The problem
Please copy each line below that contains the word "Alix".
Entries provided: Begin
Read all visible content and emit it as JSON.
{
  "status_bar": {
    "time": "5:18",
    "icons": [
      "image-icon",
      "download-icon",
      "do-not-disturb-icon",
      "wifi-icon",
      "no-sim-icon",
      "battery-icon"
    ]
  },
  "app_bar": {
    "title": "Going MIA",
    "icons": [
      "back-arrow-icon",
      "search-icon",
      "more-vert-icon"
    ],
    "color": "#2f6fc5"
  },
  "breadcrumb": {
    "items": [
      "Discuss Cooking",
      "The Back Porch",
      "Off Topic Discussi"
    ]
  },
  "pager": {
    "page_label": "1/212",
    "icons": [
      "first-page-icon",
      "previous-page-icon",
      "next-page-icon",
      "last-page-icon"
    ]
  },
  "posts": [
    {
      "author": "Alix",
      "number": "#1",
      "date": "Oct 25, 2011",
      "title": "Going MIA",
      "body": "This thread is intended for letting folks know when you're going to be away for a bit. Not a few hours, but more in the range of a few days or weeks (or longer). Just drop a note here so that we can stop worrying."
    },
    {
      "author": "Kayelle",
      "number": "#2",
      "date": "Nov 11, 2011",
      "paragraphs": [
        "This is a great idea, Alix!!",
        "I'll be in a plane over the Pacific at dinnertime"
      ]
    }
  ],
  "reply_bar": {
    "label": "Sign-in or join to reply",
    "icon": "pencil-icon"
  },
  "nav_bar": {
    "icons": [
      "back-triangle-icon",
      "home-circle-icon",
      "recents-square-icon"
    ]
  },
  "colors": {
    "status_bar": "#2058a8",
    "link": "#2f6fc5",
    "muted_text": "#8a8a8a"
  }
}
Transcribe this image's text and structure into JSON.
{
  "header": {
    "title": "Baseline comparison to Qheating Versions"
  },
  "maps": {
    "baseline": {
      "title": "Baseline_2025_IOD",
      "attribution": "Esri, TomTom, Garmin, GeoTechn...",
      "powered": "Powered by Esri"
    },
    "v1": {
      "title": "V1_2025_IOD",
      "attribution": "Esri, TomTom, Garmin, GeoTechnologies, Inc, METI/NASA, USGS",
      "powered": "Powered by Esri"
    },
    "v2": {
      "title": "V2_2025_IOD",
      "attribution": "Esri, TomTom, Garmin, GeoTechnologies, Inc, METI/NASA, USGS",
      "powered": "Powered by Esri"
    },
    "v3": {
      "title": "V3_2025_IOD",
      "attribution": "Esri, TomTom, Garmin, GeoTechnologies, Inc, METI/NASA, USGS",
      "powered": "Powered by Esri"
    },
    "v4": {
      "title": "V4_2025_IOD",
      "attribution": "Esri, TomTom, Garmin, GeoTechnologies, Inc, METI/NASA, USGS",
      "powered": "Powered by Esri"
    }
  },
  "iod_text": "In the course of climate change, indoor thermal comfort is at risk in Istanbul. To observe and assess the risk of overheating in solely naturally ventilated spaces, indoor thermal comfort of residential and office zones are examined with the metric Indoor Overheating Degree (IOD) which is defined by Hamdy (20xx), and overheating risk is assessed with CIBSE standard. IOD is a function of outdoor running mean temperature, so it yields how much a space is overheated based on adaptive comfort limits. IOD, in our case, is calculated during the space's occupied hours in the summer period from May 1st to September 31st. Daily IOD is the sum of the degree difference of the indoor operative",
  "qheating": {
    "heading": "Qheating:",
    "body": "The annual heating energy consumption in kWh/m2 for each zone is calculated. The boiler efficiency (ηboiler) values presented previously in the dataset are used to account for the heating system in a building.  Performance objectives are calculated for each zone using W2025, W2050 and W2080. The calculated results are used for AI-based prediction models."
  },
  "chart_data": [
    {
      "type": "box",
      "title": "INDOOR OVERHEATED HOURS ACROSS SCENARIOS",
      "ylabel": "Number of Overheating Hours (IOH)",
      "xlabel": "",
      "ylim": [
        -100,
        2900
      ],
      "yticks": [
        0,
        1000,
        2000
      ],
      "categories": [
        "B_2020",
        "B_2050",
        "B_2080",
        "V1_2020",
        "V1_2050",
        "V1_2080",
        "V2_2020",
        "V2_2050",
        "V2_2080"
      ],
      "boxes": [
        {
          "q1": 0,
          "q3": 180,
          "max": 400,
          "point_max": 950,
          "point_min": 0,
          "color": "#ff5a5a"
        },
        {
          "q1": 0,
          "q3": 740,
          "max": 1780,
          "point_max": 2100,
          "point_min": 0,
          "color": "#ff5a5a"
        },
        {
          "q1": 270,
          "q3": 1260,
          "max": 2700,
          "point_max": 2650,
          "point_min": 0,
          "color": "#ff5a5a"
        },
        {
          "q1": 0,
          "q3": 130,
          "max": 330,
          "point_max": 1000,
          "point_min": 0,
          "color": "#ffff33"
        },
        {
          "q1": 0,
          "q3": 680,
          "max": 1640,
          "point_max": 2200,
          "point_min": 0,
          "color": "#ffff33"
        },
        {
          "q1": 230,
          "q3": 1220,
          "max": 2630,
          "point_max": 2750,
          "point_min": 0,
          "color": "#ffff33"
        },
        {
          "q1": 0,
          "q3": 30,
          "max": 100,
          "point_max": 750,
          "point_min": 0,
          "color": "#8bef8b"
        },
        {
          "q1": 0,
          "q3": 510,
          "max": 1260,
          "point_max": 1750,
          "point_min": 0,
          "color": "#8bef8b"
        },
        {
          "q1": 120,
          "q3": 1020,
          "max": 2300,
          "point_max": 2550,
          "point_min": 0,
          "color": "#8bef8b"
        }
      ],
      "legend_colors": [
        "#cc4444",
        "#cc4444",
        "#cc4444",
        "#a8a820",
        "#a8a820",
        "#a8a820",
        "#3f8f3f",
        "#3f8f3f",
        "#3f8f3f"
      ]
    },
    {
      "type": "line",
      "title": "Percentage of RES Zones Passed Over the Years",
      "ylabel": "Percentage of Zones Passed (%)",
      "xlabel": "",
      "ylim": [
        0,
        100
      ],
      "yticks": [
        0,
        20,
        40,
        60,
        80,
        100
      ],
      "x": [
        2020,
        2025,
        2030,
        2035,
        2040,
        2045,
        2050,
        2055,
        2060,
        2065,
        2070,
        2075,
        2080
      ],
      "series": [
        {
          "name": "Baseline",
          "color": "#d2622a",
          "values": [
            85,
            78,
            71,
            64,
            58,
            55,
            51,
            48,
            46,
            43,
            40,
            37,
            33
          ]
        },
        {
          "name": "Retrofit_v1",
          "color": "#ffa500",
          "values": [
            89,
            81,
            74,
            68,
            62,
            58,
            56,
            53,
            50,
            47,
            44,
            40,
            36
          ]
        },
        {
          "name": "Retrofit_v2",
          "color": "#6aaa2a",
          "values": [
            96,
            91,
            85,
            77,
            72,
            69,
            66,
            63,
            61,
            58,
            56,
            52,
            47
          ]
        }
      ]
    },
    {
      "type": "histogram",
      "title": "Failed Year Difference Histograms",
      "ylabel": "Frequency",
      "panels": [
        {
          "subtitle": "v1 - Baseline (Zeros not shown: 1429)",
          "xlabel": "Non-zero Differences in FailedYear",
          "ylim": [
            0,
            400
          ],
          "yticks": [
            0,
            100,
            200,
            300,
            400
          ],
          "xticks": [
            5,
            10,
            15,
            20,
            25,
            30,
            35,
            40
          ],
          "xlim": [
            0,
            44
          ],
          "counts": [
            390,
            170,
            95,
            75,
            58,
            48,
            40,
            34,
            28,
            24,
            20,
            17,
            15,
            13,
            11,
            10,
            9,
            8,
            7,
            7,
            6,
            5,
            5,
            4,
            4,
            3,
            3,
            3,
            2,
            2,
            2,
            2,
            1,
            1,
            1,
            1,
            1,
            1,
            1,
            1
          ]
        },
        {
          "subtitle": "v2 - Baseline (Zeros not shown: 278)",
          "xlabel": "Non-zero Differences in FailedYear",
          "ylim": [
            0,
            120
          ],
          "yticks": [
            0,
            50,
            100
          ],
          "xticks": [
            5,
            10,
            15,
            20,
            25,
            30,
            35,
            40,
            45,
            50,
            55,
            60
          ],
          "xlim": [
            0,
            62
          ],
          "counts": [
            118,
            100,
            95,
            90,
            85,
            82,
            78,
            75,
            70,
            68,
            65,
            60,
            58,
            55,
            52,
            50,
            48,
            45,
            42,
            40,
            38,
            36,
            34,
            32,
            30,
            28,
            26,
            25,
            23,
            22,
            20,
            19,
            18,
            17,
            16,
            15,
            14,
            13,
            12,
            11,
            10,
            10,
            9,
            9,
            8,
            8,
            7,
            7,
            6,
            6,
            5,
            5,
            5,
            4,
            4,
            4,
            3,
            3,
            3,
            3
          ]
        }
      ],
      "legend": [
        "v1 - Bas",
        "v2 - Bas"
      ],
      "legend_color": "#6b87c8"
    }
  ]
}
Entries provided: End
Exercise answer
      "author": "Alix",
        "This is a great idea, Alix!!",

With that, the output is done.